After the match, the Dragons’ head coach couldn’t help but comment, “Your skills are better than ours.” It was some comment from the trainer of the biggest club of the country, which is also the reigning world champion.

Back in Holland, the Dar Hockey Academy faced another mighty side in Tilburg HC, whose head coach is the double Olympic gold medalist Jeroen Delmee. The Dutch stalwart is also the coach of the fast improving French national side. It was yet another memorable encounter. Tilburg, who, like other Dutch clubs, were in the final phase of preparation for the Hoofdklasse, surprised the colts with two well taken penalty corner goals in the first half. They added two more in the third quarter. Four goals down with just 15 minutes left, the young lads of the Academy displayed resilience way beyond their years and managed to make it 2-4 before close of play. It could have been closer but the visitors couldn’t utilise at least three good opportunities in the dying minutes. However, the spirited fightback drew applause from everyone. 

After their first defeat in seven matches, it was tournament time. The Metjehart Top Tournament at Boxtel featured six teams. The town is home to more than 60 families of Pakistani expatriates and they attended the matches in good numbers.

The Lahore-based academy, studded with players from different parts of Pakistan, won both its pool games with ease, 3-0 and 4-0, qualifying for the final. From the other pool, the hosts MEP also qualified for the final.

The final was held in a festive atmosphere on a bright Sunday afternoon with good support for both the sides.
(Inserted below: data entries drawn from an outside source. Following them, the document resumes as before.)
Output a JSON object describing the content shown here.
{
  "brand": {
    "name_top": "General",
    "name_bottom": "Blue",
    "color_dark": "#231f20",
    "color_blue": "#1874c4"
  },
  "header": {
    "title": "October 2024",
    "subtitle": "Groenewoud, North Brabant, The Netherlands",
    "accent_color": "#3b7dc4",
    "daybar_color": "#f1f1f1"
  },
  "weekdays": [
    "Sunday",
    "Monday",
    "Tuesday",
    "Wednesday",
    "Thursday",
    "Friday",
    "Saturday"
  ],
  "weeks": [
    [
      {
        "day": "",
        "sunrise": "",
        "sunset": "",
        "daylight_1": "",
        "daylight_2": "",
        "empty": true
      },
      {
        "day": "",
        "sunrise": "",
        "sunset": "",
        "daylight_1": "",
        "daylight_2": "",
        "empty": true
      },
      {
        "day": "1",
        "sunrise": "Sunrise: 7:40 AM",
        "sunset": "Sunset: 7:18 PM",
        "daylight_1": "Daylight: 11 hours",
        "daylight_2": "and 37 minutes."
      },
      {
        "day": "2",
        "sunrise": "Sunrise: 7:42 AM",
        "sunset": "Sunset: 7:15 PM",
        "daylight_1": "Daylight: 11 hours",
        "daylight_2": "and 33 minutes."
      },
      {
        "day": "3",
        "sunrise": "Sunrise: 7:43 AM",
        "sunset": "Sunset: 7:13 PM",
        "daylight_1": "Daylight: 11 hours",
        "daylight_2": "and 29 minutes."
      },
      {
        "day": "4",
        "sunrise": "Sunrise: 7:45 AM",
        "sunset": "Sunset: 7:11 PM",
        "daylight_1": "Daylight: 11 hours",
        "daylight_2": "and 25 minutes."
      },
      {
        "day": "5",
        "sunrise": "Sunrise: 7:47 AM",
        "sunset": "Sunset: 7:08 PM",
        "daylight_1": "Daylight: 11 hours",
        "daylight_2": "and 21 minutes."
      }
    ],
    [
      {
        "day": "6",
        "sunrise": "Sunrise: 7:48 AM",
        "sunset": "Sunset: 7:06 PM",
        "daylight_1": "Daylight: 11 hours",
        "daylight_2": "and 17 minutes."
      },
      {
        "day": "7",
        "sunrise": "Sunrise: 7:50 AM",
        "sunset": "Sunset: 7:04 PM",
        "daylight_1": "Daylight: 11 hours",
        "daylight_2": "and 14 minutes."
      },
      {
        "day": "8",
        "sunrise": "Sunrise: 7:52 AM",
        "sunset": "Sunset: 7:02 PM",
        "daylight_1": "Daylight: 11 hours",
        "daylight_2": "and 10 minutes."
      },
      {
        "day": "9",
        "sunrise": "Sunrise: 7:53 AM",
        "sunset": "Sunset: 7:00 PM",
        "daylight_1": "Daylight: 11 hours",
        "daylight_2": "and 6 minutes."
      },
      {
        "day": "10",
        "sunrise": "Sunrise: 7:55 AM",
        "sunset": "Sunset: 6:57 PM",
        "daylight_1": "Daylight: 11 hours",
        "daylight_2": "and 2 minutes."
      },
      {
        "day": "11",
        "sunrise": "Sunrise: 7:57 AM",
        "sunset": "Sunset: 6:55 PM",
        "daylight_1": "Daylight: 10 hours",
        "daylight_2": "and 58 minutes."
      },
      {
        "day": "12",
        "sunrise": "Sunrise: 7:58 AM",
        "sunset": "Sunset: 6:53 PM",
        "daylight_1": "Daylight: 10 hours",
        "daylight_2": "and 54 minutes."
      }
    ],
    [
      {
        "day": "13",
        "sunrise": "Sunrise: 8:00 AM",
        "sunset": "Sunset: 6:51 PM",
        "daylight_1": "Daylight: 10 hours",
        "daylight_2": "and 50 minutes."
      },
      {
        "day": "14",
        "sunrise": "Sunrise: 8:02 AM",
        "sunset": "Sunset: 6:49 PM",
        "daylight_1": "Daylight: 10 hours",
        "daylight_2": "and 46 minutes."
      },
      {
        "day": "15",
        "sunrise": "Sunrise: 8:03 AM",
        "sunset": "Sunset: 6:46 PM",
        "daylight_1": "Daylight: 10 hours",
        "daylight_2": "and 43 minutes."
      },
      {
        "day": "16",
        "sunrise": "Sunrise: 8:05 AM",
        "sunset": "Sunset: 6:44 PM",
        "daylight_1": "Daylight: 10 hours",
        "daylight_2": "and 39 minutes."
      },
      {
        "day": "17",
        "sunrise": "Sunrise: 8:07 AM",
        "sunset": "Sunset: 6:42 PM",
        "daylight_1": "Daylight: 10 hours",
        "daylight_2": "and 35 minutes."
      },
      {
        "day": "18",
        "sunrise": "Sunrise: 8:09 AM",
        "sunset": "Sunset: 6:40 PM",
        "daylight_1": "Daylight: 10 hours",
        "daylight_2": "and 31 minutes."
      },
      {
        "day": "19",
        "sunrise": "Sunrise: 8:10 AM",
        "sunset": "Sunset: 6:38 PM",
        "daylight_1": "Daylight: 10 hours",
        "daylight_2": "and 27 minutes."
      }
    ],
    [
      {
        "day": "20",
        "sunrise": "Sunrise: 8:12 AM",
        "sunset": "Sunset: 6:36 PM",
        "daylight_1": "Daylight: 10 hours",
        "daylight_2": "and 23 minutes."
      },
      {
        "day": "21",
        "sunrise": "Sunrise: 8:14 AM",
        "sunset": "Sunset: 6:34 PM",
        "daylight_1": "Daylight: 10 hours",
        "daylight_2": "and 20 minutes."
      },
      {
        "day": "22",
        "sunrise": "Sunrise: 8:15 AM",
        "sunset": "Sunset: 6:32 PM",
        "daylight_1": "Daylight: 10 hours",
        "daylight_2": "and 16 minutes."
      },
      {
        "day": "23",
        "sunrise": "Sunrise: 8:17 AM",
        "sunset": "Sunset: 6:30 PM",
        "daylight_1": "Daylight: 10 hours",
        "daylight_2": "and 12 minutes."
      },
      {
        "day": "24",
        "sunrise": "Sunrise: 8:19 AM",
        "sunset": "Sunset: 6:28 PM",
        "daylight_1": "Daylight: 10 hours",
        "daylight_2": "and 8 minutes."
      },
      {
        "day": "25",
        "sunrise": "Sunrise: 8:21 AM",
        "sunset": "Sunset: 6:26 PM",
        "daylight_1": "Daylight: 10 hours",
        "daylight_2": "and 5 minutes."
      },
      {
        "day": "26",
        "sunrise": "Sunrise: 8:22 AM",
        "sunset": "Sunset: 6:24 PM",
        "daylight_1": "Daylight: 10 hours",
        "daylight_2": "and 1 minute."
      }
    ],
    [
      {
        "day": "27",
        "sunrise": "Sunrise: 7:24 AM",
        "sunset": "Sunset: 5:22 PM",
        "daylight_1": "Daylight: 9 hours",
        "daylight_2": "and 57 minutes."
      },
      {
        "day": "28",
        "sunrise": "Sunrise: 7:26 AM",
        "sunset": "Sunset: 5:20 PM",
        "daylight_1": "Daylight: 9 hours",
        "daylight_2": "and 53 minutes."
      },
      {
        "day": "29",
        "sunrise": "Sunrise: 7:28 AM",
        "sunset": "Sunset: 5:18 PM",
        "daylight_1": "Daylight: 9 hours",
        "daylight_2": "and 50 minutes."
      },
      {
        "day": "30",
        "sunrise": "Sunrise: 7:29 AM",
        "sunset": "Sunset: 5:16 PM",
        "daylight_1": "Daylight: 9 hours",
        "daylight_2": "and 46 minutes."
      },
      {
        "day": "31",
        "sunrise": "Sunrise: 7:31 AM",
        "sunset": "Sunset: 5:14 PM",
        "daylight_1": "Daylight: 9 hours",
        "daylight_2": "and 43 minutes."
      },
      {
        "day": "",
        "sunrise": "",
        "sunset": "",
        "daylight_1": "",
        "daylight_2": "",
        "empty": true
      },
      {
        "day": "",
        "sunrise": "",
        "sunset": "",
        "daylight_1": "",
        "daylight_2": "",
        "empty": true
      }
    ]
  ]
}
The expat Pakistanis with their families came carrying Pakistan flags with a dhol-beater. Pakistan’s ambassador in Holland, Shujaat Rathore, also came all the way from The Hague to witness the final.             

The Dar Hockey Academy didn’t disappoint. Deservedly, they won the final by two goals to nil. Later, they were feted to a lavish meal by the proud Pakistanis in Boxtel.

The pride felt by expat Pakistanis is understandable. If nothing else, the Academy’s exploits have showed that all hope is not yet lost on Pakistan’s hockey front.

Published in Dawn, EOS, November 24th, 2019